JL: To date I have not done any live performances of my ambient music. I would LOVE to be able to pull off a live show but It is so difficult to put together a one man ambient show I just don't know if I ever will. I do like to perform live and I've done it in rock bands over the years. I've thought about putting together an ambient show but I just don't have the equipment to do it or the money right now to buy the necessary gear to enable me to put on a live ambient show.
I've seen Robert Rich live 3 different times as well as Ma Ja Le and James Johnson. And I've carefully studied pictures of Steve Roach's live concerts to check out his gear as well. So I've pretty much eyed up their gear to give me an idea of what kind of equipment I would need to pull off a live ambient show. Right now I just don't have enough of the right gear to pull it off. And I'd need to do some pretty extensive programming of certain rhythm tracks before hand to have playing along and that would be a hell of alot of work.
If I could put together a live show it would probably be mostly improvisation as opposed to playing my actual songs from the CD's with maybe some variations on some of my actual songs. It would take some major work to set everything up so that I could do a live show. I'm holding out hope that in the future I can perform some ambient music live but just don't know if it will happen.
AV: What are you looking forward to doing with your music and your art in the years to come that you haven't already done?
JL: Just get it exposed to as many people as possible worldwide and hopefully land some licensing deals with both the art and music which can be a nice source of income if you can get hooked up with that. My goal since day one of becoming a musician is to be able to make a living doing music and not have to have another job and that is extremely difficult. Getting some licensing happening would be a good step in that direction.
Also, I definitely have plans for the future to do a calendar with the art but will probably have to land with a publisher of some kind for that to happen because it's just too expensive otherwise and I'd have no way to distribute it on my own.
AV: Any final thoughts you'd like to share with the readers of Ambient Visions in regards to your music or your art?
JL: I guess my hope is that people will enjoy the music that I've created and hopefully it has relaxed them as well as taken them somewhere at the same time and perhaps even inspired them as well. I look forward to releasing more spacemusic CD's in the future hopefully with not so much time in between releases. Also, I would like to thank Ambient Visions for taking the time to do this interview which is my first ever interview in print.
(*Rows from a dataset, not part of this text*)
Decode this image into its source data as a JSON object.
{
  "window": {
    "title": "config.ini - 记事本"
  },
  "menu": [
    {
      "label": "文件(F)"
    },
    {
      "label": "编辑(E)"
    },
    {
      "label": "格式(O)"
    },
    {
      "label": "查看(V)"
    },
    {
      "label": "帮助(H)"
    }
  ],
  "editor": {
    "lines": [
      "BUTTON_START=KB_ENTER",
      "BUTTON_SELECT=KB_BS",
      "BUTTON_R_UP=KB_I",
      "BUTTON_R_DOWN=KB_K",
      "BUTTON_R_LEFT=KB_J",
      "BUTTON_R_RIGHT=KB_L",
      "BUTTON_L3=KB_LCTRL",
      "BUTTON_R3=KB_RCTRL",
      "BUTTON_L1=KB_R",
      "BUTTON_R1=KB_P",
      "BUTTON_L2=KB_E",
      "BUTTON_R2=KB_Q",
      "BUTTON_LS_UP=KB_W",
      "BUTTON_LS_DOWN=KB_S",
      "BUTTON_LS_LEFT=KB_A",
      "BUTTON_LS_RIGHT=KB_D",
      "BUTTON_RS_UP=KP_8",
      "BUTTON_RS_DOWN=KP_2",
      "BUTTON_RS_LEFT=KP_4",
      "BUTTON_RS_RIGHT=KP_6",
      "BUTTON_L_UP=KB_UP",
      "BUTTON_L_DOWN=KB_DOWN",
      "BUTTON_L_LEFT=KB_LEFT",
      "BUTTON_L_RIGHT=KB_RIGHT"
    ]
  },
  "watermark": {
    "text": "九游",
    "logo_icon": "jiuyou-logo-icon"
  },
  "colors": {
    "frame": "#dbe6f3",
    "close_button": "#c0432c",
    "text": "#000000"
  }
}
AV: My pleasure John. I do wish you luck with your future releases of art and music and I hope that you are able to bring them together as you did with Dimensions.